● What you are asked to do:
Nothing but the entries, copied exactly, should appear in the response.

● Provided information:
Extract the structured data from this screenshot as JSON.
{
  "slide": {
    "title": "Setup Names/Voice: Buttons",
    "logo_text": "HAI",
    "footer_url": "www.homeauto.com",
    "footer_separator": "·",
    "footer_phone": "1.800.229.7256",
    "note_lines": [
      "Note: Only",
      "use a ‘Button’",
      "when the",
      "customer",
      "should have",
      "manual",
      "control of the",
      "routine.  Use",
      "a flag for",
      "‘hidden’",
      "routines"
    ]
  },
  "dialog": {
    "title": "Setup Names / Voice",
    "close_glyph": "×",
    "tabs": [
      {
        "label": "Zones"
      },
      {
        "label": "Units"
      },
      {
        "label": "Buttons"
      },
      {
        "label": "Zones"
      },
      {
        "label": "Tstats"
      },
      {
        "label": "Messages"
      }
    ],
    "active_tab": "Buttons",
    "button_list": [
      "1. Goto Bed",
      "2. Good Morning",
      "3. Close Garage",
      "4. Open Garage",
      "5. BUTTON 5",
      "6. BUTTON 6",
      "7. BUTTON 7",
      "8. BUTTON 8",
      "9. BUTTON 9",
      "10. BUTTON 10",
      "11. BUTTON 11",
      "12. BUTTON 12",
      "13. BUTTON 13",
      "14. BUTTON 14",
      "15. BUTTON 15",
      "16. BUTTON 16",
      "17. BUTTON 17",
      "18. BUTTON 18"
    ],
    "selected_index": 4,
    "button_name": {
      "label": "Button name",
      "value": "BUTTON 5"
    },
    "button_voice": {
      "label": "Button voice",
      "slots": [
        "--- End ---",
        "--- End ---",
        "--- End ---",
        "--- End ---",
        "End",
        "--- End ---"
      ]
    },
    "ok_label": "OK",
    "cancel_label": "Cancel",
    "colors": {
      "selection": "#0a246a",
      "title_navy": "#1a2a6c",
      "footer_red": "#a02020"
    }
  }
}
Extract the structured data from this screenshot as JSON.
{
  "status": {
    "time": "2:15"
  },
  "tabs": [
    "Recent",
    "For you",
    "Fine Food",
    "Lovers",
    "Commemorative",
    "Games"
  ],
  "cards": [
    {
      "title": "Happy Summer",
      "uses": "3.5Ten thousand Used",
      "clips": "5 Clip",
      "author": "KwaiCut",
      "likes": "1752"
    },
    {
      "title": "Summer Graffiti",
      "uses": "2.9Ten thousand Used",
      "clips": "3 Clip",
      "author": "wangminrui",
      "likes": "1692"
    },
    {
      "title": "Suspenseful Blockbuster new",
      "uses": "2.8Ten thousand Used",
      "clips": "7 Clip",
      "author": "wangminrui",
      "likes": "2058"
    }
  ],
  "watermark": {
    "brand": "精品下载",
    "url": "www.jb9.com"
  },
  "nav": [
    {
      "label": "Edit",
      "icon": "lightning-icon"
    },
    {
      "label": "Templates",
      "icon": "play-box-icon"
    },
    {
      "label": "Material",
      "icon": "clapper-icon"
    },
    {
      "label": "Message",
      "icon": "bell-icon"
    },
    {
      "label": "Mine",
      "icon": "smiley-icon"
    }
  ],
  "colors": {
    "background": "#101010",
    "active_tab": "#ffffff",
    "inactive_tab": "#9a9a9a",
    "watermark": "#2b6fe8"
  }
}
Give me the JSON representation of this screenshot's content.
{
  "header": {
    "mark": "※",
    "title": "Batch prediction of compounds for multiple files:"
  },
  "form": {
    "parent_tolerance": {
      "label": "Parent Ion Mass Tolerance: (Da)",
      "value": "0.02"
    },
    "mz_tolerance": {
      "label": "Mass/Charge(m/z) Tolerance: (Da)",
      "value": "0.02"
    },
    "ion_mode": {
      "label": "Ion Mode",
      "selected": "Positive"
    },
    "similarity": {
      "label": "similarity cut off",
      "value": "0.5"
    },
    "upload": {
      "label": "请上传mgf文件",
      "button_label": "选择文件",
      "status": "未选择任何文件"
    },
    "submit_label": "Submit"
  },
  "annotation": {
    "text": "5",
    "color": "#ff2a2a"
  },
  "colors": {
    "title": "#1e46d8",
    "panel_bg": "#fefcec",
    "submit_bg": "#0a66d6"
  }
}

● Answer to this task:
Extract the structured data from this screenshot as JSON.
{
  "slide": {
    "title": "Setup Names/Voice: Buttons",
    "logo_text": "HAI",
    "footer_url": "www.homeauto.com",
    "footer_separator": "·",
    "footer_phone": "1.800.229.7256",
    "note_lines": [
      "Note: Only",
      "use a ‘Button’",
      "when the",
      "customer",
      "should have",
      "manual",
      "control of the",
      "routine.  Use",
      "a flag for",
      "‘hidden’",
      "routines"
    ]
  },
  "dialog": {
    "title": "Setup Names / Voice",
    "close_glyph": "×",
    "tabs": [
      {
        "label": "Zones"
      },
      {
        "label": "Units"
      },
      {
        "label": "Buttons"
      },
      {
        "label": "Zones"
      },
      {
        "label": "Tstats"
      },
      {
        "label": "Messages"
      }
    ],
    "active_tab": "Buttons",
    "button_list": [
      "1. Goto Bed",
      "2. Good Morning",
      "3. Close Garage",
      "4. Open Garage",
      "5. BUTTON 5",
      "6. BUTTON 6",
      "7. BUTTON 7",
      "8. BUTTON 8",
      "9. BUTTON 9",
      "10. BUTTON 10",
      "11. BUTTON 11",
      "12. BUTTON 12",
      "13. BUTTON 13",
      "14. BUTTON 14",
      "15. BUTTON 15",
      "16. BUTTON 16",
      "17. BUTTON 17",
      "18. BUTTON 18"
    ],
    "selected_index": 4,
    "button_name": {
      "label": "Button name",
      "value": "BUTTON 5"
    },
    "button_voice": {
      "label": "Button voice",
      "slots": [
        "--- End ---",
        "--- End ---",
        "--- End ---",
        "--- End ---",
        "End",
        "--- End ---"
      ]
    },
    "ok_label": "OK",
    "cancel_label": "Cancel",
    "colors": {
      "selection": "#0a246a",
      "title_navy": "#1a2a6c",
      "footer_red": "#a02020"
    }
  }
}
Extract the structured data from this screenshot as JSON.
{
  "status": {
    "time": "2:15"
  },
  "tabs": [
    "Recent",
    "For you",
    "Fine Food",
    "Lovers",
    "Commemorative",
    "Games"
  ],
  "cards": [
    {
      "title": "Happy Summer",
      "uses": "3.5Ten thousand Used",
      "clips": "5 Clip",
      "author": "KwaiCut",
      "likes": "1752"
    },
    {
      "title": "Summer Graffiti",
      "uses": "2.9Ten thousand Used",
      "clips": "3 Clip",
      "author": "wangminrui",
      "likes": "1692"
    },
    {
      "title": "Suspenseful Blockbuster new",
      "uses": "2.8Ten thousand Used",
      "clips": "7 Clip",
      "author": "wangminrui",
      "likes": "2058"
    }
  ],
  "watermark": {
    "brand": "精品下载",
    "url": "www.jb9.com"
  },
  "nav": [
    {
      "label": "Edit",
      "icon": "lightning-icon"
    },
    {
      "label": "Templates",
      "icon": "play-box-icon"
    },
    {
      "label": "Material",
      "icon": "clapper-icon"
    },
    {
      "label": "Message",
      "icon": "bell-icon"
    },
    {
      "label": "Mine",
      "icon": "smiley-icon"
    }
  ],
  "colors": {
    "background": "#101010",
    "active_tab": "#ffffff",
    "inactive_tab": "#9a9a9a",
    "watermark": "#2b6fe8"
  }
}
Give me the JSON representation of this screenshot's content.
{
  "header": {
    "mark": "※",
    "title": "Batch prediction of compounds for multiple files:"
  },
  "form": {
    "parent_tolerance": {
      "label": "Parent Ion Mass Tolerance: (Da)",
      "value": "0.02"
    },
    "mz_tolerance": {
      "label": "Mass/Charge(m/z) Tolerance: (Da)",
      "value": "0.02"
    },
    "ion_mode": {
      "label": "Ion Mode",
      "selected": "Positive"
    },
    "similarity": {
      "label": "similarity cut off",
      "value": "0.5"
    },
    "upload": {
      "label": "请上传mgf文件",
      "button_label": "选择文件",
      "status": "未选择任何文件"
    },
    "submit_label": "Submit"
  },
  "annotation": {
    "text": "5",
    "color": "#ff2a2a"
  },
  "colors": {
    "title": "#1e46d8",
    "panel_bg": "#fefcec",
    "submit_bg": "#0a66d6"
  }
}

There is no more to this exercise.